Note from Rafik Beekun: It is time that our country shows some backbone when dealing with tyranny around the world. Gaddafi is a dictator who has been linked to terrorism and repression for decades. However, in spite of his lack of movement towards democracy and the domestic repression in his own country, all is now forgiven between the U.S. and Libya. If the U.S. wants the people of Libya to recognize the true value of the freedoms we, Americans, cherish, it would stand by them in their fight for a democratic state.
Washington Post, Sunday, September 7, 2008; Page B06
[...]On Friday Condoleezza Rice became the first U.S. secretary of state to visit Libya since 1953; she had dinner with Moammar Gaddafi, sponsor of two of the most spectacular acts of terrorism against Americans and a cruel dictator in his own country since 1969.
The visit was the culmination of years of effort by the administration to restore relations, during which Mr. Gaddafi disclosed and gave up a nuclear weapons program, cooperated in the U.S. campaign against al-Qaeda and reached a final settlement on claims by the victims of the 1980s bombings of a U.S. airliner and a Berlin disco. U.S. officials [...] downplay the fact that U.S. oil companies are eager to resume operations in Libya and that senior administration officials such as Vice President Cheney have been pushing their cause since well before the “strategic changes” lauded by Ms. Rice. In fact, a trade and investment deal was on the agenda for her visit.

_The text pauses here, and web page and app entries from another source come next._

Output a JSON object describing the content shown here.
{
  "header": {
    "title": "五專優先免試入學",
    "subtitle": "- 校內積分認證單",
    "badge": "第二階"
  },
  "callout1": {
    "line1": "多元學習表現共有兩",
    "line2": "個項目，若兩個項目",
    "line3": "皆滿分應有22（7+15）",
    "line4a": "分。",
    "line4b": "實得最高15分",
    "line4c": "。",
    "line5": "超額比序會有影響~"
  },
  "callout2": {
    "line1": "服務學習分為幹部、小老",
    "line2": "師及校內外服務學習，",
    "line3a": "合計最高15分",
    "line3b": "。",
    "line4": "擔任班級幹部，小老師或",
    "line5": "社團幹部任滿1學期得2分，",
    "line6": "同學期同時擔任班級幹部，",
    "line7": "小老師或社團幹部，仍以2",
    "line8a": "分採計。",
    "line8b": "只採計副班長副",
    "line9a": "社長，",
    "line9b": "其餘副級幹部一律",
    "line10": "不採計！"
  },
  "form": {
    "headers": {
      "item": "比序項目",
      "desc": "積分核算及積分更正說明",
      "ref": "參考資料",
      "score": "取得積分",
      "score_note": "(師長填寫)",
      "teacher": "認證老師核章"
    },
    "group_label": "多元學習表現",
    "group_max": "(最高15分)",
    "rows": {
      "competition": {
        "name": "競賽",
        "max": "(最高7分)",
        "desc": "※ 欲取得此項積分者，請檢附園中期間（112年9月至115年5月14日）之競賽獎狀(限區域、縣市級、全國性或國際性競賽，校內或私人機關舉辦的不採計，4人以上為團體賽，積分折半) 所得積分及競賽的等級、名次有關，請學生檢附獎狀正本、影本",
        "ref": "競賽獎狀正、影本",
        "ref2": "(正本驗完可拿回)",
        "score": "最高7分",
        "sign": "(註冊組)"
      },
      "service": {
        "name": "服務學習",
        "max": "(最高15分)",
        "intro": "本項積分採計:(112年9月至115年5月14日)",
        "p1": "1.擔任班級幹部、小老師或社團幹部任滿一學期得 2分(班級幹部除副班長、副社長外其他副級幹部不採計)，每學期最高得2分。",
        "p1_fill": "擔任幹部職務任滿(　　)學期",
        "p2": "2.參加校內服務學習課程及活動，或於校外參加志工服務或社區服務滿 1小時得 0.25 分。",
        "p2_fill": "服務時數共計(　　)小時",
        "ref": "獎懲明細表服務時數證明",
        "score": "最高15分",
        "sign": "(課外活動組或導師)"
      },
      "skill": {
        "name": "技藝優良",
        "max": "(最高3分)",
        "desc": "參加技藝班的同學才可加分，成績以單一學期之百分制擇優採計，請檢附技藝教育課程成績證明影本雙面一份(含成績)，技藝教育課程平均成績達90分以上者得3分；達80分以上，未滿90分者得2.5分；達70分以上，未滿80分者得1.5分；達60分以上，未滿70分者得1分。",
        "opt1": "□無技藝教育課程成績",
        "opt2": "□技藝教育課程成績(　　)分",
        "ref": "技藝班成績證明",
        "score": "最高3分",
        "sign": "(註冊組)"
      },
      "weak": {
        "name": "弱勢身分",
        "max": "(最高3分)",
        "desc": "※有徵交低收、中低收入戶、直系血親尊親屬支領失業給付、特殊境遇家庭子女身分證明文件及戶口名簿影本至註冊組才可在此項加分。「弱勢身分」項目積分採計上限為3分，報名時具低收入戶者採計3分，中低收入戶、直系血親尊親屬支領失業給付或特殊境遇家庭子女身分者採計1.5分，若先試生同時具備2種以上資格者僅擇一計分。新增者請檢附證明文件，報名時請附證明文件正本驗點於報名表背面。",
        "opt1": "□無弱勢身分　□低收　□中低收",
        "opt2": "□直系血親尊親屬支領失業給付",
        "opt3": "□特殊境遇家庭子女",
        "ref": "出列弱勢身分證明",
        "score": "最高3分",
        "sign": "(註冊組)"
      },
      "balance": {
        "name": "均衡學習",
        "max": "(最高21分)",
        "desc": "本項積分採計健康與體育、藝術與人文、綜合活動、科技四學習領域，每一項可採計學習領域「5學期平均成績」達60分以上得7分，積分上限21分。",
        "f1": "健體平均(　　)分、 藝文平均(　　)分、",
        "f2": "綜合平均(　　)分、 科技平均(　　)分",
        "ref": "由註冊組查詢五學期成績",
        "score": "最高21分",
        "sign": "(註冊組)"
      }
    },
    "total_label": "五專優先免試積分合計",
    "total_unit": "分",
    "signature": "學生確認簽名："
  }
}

Not on the public agenda was the beleaguered cause of human rights in Libya. The Gaddafi regime has not altered its domestic repression. The ruler’s son Saif, who occasionally has spoken of the need for democratic reforms, mysteriously announced his retirement from politics last month. The country’s best-known political prisoner, Fathi al-Jahmi, remained confined in a hospital during Ms. Rice’s visit; he has been jailed or forcibly hospitalized since 2002 for advocating democracy. When questioned by reporters, Ms. Rice said that she would raise the dissident’s case, but the secretary passed up the opportunity to make his release — much less any other liberalization in Libya — a condition for her historic visit. [more]